      • D Lorac

        As a starting point the “Sheppard Finch LRT Benefits Case” considers five different options all which include LRT’s and doesn’t look into alternatives. I could make a lot of other comments but that, I think, speaks for itself.

        • Anonymous

          One of the options includes a subway extension, and the opening analysis gives the reasons why subways didn’t make the final cut. So respond to those reasons, if you think they’re wrong. I’ll give you credit for actually looking at a document, which is a degree of effort that most subway advocates seem incapable of.

          • D Lorac

            I’d like to continue this discussion as it seems there might be someone out-there that doesn’t have a closed mind, but I have an appointment and have to go for now.

          • Anonymous

            Run away and hide, just like Ford.

        • Anonymous

          After literally decades of debate and study, we finally reached a point where we had/have a plan (formerly known as Transit City), that was recently approved by Council.

          The province has committed the funding and is standing by. We need to get started on it now, so there will be desperately needed improvements to transit in the foreseeable future.

          I’m really sorry (and mystified) you missed all that, but to demand a time out so you can go back to square one and reconsider “alternatives” to your personal satisfaction just smacks of obstructionism.

          • Want A Better City

            The Report we are referring to is dated June 17, 2009. (Hardly decades) This was an election issue and the people voted to go a different direction, I hardly call reconsidering one’s alternatives, in these circumstances, anything but prudent.

          • qviri

            I thought The People voted to stop the gravy train and respect the taxpayers, not to bury money in the ground.

  • Anonymous

    Bears on trikes juggling bowling pins.
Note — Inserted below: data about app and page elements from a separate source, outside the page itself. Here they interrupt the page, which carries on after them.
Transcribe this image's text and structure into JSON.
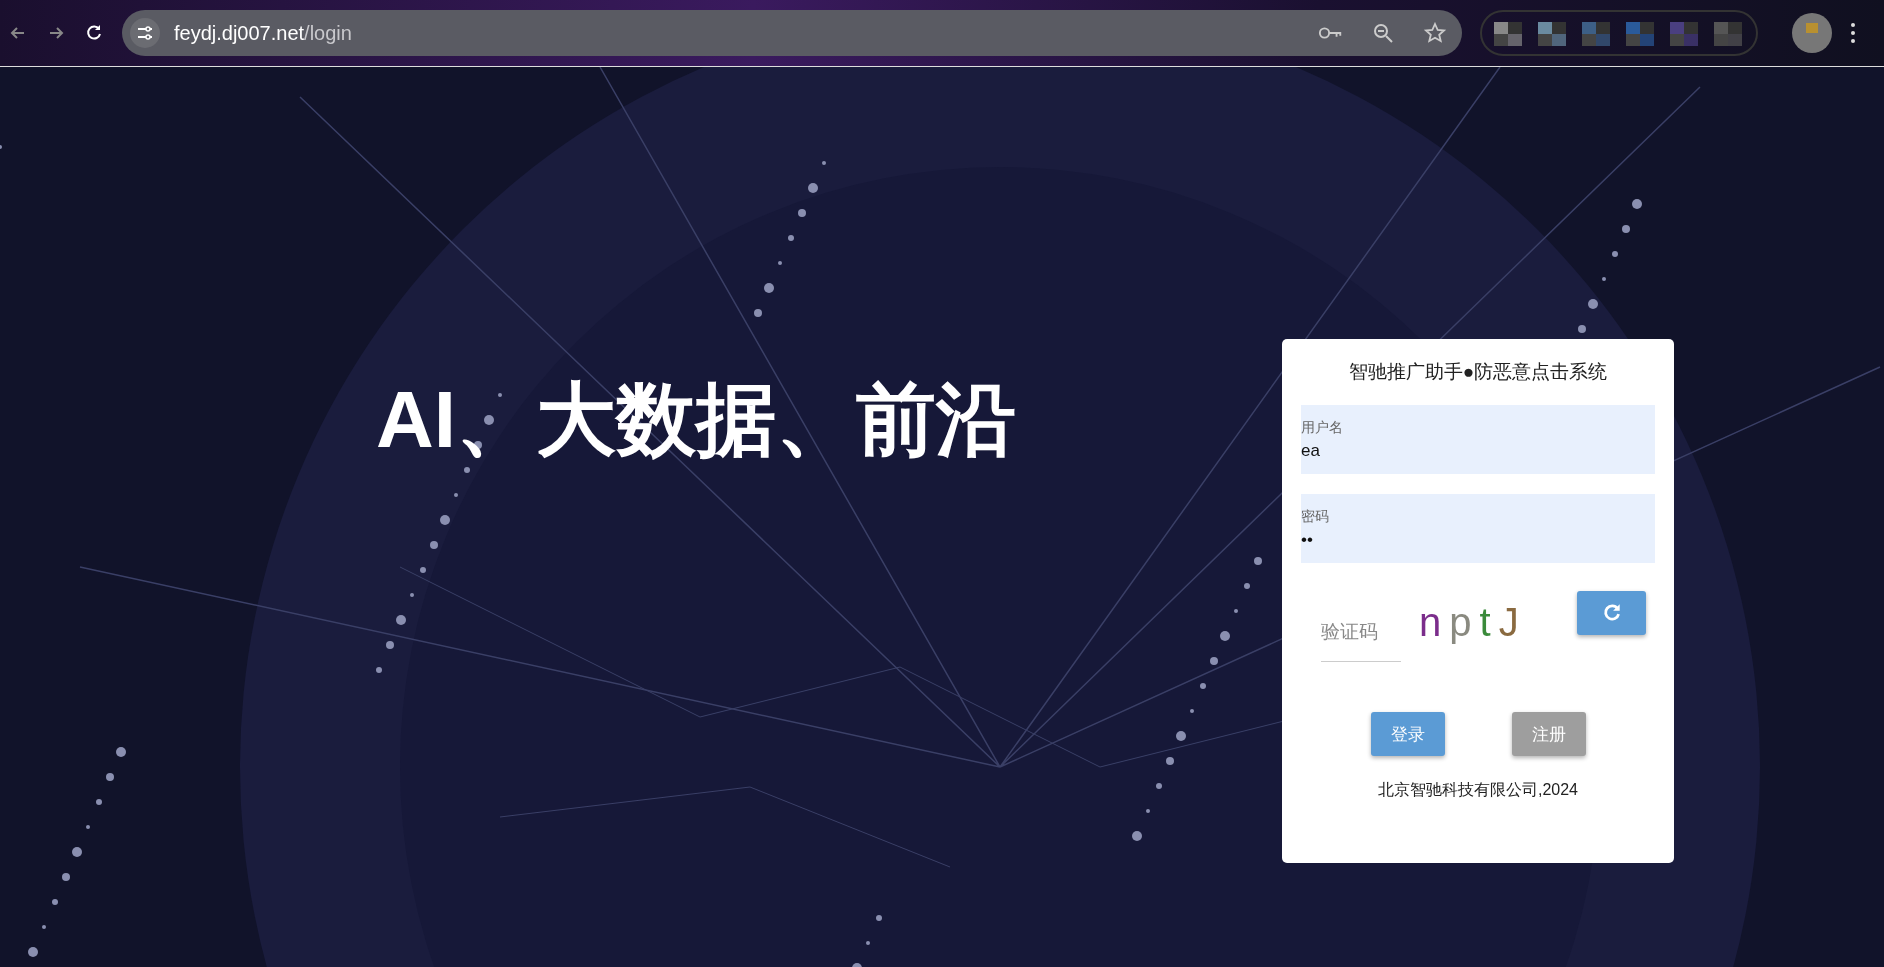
{
  "browser": {
    "url_host": "feydj.dj007.net",
    "url_path": "/login"
  },
  "headline": "AI、大数据、前沿",
  "login": {
    "title": "智驰推广助手●防恶意点击系统",
    "username": {
      "label": "用户名",
      "value": "ea"
    },
    "password": {
      "label": "密码",
      "value": "••"
    },
    "captcha": {
      "placeholder": "验证码",
      "chars": [
        {
          "text": "n",
          "color": "#7b2d8b"
        },
        {
          "text": "p",
          "color": "#8a8a80"
        },
        {
          "text": "t",
          "color": "#3a8a3a"
        },
        {
          "text": "J",
          "color": "#8a6a40"
        }
      ]
    },
    "buttons": [
      {
        "label": "登录",
        "kind": "primary"
      },
      {
        "label": "注册",
        "kind": "secondary"
      }
    ],
    "footer": "北京智驰科技有限公司,2024"
  }
}
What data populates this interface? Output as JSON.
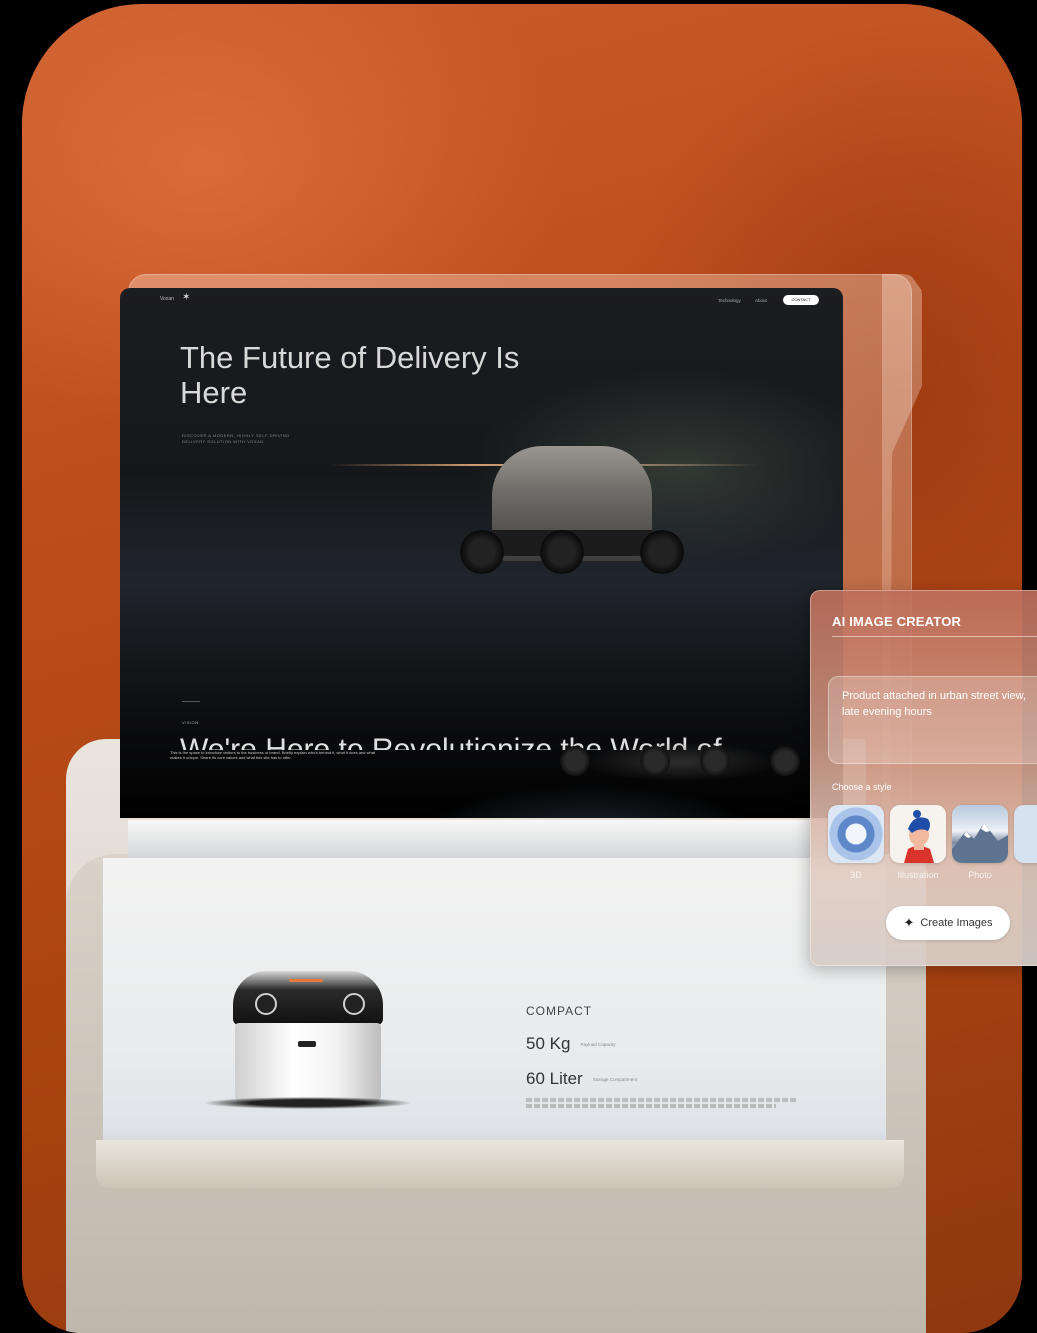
{
  "site": {
    "logo_text": "Voxan",
    "nav": [
      "Technology",
      "About"
    ],
    "contact_label": "CONTACT",
    "hero_title": "The Future of Delivery Is Here",
    "hero_subtitle": "DISCOVER A MODERN, HIGHLY SELF DRIVING DELIVERY SOLUTION WITH VOXAN",
    "vision_label": "VISION",
    "vision_heading": "We're Here to Revolutionize the World of",
    "vision_body": "This is the space to introduce visitors to the business or brand. Briefly explain who's behind it, what it does and what makes it unique. Share its core values and what this site has to offer."
  },
  "specs": {
    "title": "COMPACT",
    "payload_value": "50 Kg",
    "payload_label": "Payload Capacity",
    "storage_value": "60 Liter",
    "storage_label": "Storage Compartment"
  },
  "ai_panel": {
    "title": "AI IMAGE CREATOR",
    "prompt": "Product attached in urban street view, late evening hours",
    "style_label": "Choose a style",
    "styles": [
      "3D",
      "Illustration",
      "Photo"
    ],
    "create_label": "Create Images",
    "sparkle_icon": "sparkle-icon"
  },
  "colors": {
    "background_orange": "#bb4d1c",
    "accent_led": "#e67a3c"
  }
}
That’s all I think of now when council debates anything.

  • Anonymous

    One of the first things Ford did as mayor was kill off citizen advisory committees, now he wants to replace councillors with them?